Australia’s digital diplomacy is in catch-up mode and 2016 has seen improvements to how the Australian Government connects with and engages the world online. Australia’s Department of Foreign Affairs and Trade (DFAT) launched a digital media strategy and the ‘DFAT blog’ in December 2016 and most overseas posts now have a social media presence. However, DFAT’s investments in expanding its digital capabilities have been small and new initiatives have been almost exclusively isolated to social media, particularly Facebook and Twitter. One exception is Next Door Land, a mobile app game designed by the Australian embassy in Indonesia to engage children about Australia and Indonesia.
Other internationally-facing parts of the Australian Government, including the Department of Defence (and particularly the Australian Army), are also expanding their international reach via social media and other publishing platforms. Foreign policy think-tanks and universities are also investing more than ever in social media platforms, blogs and podcasting.
In 2017, the key for Australian foreign policy actors is shifting from seeing the Internet as a tool of communications tool to leveraging it as a tool of foreign policy.
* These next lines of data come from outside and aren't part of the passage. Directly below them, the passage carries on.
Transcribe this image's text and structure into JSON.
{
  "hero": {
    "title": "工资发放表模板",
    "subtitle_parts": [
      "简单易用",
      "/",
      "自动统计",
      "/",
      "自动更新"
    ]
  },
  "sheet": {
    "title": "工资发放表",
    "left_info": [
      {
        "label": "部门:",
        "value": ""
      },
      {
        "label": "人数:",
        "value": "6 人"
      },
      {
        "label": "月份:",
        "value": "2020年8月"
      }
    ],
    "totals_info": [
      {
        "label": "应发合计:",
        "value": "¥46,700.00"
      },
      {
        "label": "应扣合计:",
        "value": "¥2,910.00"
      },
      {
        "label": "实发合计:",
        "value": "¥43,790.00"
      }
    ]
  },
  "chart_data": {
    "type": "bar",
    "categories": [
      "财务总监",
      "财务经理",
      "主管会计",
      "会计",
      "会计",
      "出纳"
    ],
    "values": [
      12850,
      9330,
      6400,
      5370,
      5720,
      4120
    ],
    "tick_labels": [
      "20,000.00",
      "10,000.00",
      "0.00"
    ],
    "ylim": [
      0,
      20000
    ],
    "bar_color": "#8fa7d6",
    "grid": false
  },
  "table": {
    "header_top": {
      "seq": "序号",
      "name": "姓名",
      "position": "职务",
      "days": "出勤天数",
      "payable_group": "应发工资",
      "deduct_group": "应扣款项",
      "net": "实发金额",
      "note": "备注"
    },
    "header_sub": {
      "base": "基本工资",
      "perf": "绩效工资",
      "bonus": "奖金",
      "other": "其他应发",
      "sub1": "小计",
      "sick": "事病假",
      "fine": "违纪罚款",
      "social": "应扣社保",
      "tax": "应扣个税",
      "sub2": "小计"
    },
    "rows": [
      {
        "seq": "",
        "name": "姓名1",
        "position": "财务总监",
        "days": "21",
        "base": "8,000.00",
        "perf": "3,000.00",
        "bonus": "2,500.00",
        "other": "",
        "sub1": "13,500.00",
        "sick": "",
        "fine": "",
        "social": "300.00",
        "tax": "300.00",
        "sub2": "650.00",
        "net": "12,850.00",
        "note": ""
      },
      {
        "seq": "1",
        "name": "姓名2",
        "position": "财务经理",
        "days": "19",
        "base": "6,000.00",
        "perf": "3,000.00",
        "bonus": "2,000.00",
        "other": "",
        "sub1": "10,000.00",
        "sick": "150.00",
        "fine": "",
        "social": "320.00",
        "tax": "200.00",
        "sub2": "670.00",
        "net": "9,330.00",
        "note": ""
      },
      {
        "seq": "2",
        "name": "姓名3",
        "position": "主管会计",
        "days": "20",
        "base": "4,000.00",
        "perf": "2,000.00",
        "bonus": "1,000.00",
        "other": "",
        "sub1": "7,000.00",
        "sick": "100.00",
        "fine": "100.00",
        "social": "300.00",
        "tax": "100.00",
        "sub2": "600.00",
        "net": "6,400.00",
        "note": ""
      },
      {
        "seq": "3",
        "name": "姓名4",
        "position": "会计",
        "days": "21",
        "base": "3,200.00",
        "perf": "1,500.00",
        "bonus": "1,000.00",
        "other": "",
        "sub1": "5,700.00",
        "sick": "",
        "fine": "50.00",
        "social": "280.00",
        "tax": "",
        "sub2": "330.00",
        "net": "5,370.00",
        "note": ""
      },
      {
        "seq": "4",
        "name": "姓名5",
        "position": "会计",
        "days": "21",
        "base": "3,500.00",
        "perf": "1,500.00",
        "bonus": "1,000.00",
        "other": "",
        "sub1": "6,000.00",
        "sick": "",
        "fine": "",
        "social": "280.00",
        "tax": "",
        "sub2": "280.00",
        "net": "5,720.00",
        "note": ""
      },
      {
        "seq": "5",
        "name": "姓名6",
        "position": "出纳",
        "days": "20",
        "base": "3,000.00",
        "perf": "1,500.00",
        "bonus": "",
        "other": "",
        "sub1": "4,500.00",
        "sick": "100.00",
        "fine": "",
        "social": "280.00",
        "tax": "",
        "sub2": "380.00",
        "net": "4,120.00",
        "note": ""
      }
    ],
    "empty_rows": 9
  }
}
This includes taking greater advantage of growing social media audiences to more closely engage key stakeholders and explain policy decisions. Using social media accounts as merely bulletin boards while avoiding conversations and difficult policy issues won’t influence international outcomes the Australian Government seeks to achieve. Social media is not the Internet and with Facebook and Twitter engagement in decline and Facebook page reach falling by more than 50% in 2016 a move beyond western social media accounts is long overdue.
Populations in the Asia-Pacific, where Australia’s foreign and economic priorities lie, are spending less time on social media and more time using chat apps, chat bots, live-streaming platforms and augmented reality apps. The Australian Government needs to quickly adapt to these developments and ensure it doesn’t get left behind again. With the bulk of Australia’s customers, inbound tourists and students originating from Asia, it can’t afford to remain inflexible to Asia’s fast-moving and mobile-dominate cyberspace. The forthcoming 2017 Australian foreign policy whitepaper provides a unique opportunity for the government to look at the type of cyber influence the government needs to start cultivating to remain influential over Australia’s place in the world.
Danielle is a PhD scholar at the Coral Bell School of Asia Pacific Affairs at the Australian National University. She blogs for and works with the Lowy Institute on several projects and is a Google Policy Fellow attached to the Harvard University incubated Digital Asia Hub in Hong Kong.